▸ **Task details**: The response should be a precise copy of every entry.

▸ **Information supplied**:
=== Section Start ===
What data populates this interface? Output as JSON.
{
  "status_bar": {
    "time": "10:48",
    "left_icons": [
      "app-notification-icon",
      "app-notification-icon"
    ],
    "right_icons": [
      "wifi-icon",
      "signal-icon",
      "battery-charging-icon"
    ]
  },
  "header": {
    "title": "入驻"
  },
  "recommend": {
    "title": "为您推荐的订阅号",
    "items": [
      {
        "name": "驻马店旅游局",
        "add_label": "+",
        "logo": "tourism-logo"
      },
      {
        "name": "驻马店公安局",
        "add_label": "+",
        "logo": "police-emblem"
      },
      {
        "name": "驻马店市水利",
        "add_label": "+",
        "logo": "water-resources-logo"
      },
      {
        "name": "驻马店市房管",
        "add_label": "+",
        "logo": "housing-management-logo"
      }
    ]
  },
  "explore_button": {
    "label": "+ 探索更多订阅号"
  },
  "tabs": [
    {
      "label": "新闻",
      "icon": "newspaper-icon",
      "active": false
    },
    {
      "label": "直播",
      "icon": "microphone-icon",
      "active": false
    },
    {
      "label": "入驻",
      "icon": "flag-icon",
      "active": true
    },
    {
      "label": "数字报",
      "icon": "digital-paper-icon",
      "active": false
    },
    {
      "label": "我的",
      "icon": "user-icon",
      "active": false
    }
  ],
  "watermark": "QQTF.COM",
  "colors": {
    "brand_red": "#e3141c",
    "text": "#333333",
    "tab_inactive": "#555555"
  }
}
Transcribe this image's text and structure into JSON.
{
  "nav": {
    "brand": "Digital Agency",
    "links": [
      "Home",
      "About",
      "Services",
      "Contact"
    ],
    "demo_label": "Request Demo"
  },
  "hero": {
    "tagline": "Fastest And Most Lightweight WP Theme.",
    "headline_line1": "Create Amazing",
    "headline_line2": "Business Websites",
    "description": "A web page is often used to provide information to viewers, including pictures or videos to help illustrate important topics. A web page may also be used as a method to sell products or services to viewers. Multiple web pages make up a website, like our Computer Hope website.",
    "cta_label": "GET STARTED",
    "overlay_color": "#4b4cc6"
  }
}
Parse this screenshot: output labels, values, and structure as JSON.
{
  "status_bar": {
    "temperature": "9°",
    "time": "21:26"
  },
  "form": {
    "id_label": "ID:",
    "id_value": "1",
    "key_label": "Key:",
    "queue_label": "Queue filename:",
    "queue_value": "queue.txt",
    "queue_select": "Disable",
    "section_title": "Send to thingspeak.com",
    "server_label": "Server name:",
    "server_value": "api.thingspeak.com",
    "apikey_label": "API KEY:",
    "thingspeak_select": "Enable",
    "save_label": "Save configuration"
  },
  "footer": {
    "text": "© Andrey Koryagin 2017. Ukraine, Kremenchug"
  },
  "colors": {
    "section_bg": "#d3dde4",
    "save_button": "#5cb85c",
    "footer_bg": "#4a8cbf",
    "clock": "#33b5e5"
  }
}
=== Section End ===
▸ **Response to this task**:
What data populates this interface? Output as JSON.
{
  "status_bar": {
    "time": "10:48",
    "left_icons": [
      "app-notification-icon",
      "app-notification-icon"
    ],
    "right_icons": [
      "wifi-icon",
      "signal-icon",
      "battery-charging-icon"
    ]
  },
  "header": {
    "title": "入驻"
  },
  "recommend": {
    "title": "为您推荐的订阅号",
    "items": [
      {
        "name": "驻马店旅游局",
        "add_label": "+",
        "logo": "tourism-logo"
      },
      {
        "name": "驻马店公安局",
        "add_label": "+",
        "logo": "police-emblem"
      },
      {
        "name": "驻马店市水利",
        "add_label": "+",
        "logo": "water-resources-logo"
      },
      {
        "name": "驻马店市房管",
        "add_label": "+",
        "logo": "housing-management-logo"
      }
    ]
  },
  "explore_button": {
    "label": "+ 探索更多订阅号"
  },
  "tabs": [
    {
      "label": "新闻",
      "icon": "newspaper-icon",
      "active": false
    },
    {
      "label": "直播",
      "icon": "microphone-icon",
      "active": false
    },
    {
      "label": "入驻",
      "icon": "flag-icon",
      "active": true
    },
    {
      "label": "数字报",
      "icon": "digital-paper-icon",
      "active": false
    },
    {
      "label": "我的",
      "icon": "user-icon",
      "active": false
    }
  ],
  "watermark": "QQTF.COM",
  "colors": {
    "brand_red": "#e3141c",
    "text": "#333333",
    "tab_inactive": "#555555"
  }
}
Transcribe this image's text and structure into JSON.
{
  "nav": {
    "brand": "Digital Agency",
    "links": [
      "Home",
      "About",
      "Services",
      "Contact"
    ],
    "demo_label": "Request Demo"
  },
  "hero": {
    "tagline": "Fastest And Most Lightweight WP Theme.",
    "headline_line1": "Create Amazing",
    "headline_line2": "Business Websites",
    "description": "A web page is often used to provide information to viewers, including pictures or videos to help illustrate important topics. A web page may also be used as a method to sell products or services to viewers. Multiple web pages make up a website, like our Computer Hope website.",
    "cta_label": "GET STARTED",
    "overlay_color": "#4b4cc6"
  }
}
Parse this screenshot: output labels, values, and structure as JSON.
{
  "status_bar": {
    "temperature": "9°",
    "time": "21:26"
  },
  "form": {
    "id_label": "ID:",
    "id_value": "1",
    "key_label": "Key:",
    "queue_label": "Queue filename:",
    "queue_value": "queue.txt",
    "queue_select": "Disable",
    "section_title": "Send to thingspeak.com",
    "server_label": "Server name:",
    "server_value": "api.thingspeak.com",
    "apikey_label": "API KEY:",
    "thingspeak_select": "Enable",
    "save_label": "Save configuration"
  },
  "footer": {
    "text": "© Andrey Koryagin 2017. Ukraine, Kremenchug"
  },
  "colors": {
    "section_bg": "#d3dde4",
    "save_button": "#5cb85c",
    "footer_bg": "#4a8cbf",
    "clock": "#33b5e5"
  }
}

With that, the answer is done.